Would I Buy That House?
Ok, I wrote a post to let you know if you were asking yourself the question "Should you buy that house?" there was help available.
Here I am going to describe some common scenarios some of my investigations uncovered. My advice, you don't buy that house, or if you do want to make an offer, you need to factor in the risk of owning a non-compliant, damaged, or failing home because of the following reasons.
Location, location, location and your emotions aside, your decision to ignore the "tells" of a property may be very costly.
The only setback not impacted by the location of the existing structure is the front yard. Adding to the complication of this scenario is the detached garage owned by the neighbour towards the rear of the property. Their garage encroaches onto the property.
If you wanted to add to or modify the house, there would be a great deal of non-conforming issues impacting your ability to develop a plan or design easily. The cost to address the existing issues would probably be equivalent to building a new home.
The only reason to buy this property would be to demolish the existing house and start new, and build within the available allowable area defined by the setbacks.
Would I buy this house to live in?
I would, but the offer would just be for the value of the lot.
The foundation of this home has been so neglected and plagued by water issues over the years, it's starting to fail. You can trace how the water flows along the outside of the foundation wall with the wettest area located at the window for some strange reason.
The damp conditions in the basement would make it unsafe to store anything down there since it would just become smelly and rot - perfect mold food.

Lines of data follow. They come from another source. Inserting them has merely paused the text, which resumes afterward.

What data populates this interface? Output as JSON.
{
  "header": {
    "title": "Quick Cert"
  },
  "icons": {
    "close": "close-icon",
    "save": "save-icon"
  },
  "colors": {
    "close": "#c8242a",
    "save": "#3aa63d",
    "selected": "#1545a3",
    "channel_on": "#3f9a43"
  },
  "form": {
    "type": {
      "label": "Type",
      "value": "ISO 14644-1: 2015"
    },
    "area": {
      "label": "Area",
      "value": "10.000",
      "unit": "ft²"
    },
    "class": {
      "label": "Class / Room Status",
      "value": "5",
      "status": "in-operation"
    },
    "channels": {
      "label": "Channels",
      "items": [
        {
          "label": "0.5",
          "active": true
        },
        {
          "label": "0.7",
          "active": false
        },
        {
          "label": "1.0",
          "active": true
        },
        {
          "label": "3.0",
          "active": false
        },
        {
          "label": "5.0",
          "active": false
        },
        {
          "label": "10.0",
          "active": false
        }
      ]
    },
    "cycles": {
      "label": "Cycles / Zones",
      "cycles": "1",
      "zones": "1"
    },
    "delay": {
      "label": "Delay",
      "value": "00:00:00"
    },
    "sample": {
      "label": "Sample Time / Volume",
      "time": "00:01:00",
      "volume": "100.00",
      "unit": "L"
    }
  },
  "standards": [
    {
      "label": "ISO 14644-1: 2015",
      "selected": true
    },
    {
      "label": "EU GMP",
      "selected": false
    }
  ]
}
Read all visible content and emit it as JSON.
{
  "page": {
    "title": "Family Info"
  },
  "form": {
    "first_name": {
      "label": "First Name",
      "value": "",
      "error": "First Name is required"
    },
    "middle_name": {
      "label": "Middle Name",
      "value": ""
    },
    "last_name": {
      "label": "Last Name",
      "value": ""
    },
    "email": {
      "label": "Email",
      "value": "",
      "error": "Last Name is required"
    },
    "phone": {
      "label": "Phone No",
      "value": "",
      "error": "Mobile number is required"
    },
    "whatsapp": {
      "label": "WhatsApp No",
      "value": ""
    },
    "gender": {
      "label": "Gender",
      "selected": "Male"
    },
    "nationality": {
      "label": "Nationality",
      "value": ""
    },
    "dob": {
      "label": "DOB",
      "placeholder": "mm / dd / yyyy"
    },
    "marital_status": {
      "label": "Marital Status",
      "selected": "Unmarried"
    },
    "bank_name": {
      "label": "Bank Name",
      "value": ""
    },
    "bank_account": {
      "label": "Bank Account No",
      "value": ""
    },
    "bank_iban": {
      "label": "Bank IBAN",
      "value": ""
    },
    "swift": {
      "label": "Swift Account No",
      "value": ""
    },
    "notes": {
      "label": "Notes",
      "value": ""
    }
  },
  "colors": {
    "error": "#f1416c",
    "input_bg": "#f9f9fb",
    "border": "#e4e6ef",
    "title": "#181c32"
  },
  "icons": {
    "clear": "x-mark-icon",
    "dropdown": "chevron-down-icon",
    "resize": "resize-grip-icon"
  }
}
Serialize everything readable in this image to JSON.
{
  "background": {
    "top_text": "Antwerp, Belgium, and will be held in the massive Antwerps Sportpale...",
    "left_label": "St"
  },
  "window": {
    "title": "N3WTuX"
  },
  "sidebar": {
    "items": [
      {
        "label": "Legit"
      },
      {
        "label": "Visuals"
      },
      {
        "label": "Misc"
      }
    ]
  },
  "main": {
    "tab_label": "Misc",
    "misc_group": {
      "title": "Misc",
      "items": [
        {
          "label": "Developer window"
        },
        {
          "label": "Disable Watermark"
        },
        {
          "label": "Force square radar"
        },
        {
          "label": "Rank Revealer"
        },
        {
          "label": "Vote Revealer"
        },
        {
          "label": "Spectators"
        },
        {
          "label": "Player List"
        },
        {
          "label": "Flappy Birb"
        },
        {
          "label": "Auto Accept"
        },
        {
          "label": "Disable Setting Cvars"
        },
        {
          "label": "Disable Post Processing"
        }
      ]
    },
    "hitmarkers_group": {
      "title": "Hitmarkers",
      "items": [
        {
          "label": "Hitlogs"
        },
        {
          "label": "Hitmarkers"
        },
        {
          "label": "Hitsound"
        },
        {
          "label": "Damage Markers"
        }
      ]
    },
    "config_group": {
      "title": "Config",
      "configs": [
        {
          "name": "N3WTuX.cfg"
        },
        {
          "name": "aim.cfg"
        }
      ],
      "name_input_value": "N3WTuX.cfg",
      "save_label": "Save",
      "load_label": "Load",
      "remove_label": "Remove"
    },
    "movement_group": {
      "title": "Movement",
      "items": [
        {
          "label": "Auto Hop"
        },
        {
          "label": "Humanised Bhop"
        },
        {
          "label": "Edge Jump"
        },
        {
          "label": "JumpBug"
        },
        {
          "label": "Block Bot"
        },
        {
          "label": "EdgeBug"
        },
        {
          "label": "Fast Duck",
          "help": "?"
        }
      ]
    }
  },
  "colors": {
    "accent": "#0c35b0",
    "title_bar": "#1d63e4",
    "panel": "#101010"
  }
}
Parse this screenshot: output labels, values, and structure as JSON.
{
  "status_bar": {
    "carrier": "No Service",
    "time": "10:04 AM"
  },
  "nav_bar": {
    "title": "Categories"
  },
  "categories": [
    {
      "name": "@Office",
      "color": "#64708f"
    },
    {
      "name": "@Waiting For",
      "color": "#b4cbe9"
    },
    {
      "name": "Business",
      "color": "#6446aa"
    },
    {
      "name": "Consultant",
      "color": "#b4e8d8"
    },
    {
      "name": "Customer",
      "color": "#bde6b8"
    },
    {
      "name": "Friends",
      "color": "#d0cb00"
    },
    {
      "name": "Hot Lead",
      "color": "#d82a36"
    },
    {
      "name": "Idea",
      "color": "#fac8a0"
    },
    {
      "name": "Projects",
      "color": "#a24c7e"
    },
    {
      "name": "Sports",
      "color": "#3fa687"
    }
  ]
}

The moisture problems plaguing this home's foundation make it a serious risk to both the occupant's and home's health.
To fix this problem properly would require the demolition and replacement of the foundation at a cost of nearly $120K CAD.
Don't get me started on the rusty cast iron downspout or the wooden floor joists embedded in the concrete foundation wall either.
Would I buy this house to live in? No, but I would buy for the value of the lot only.
Upon closer inspection I was surprised to discover the "beam" was not your typical web and flange style configuration, instead the thing I was looking at was a salvaged train rail.
Then there is the questionable floor framing in the background for the stair opening.
This house had a great deal going for it, until you took the time to look at it just a little closer.
If I were to go ahead and renovate the basement later and have an inspection performed, as the owner I would be liable for the costs involved in making the floor structure compliant, and you can bet the pads for the posts are not adequately sized either.
This would be too risky a proposition for me unless, of course, the offer made discounted the risk I would be assuming as the owner.
Would I buy this house? Maybe, but there would be a big write-down in price because of the non-compliant framing and use of a non-approved building material.
Buyer BewareThese are just three examples of different houses with very big yet different issues. If you are looking to purchase a property, be aware that the charm and uniqueness of the building also may also have its fair share of challenges and encumbrances too.
Before making an offer, determine the risk associated with the non-compliant work or failing infrastructure.
If you are unsure what the risks are, then ask someone, like me, to help you find them.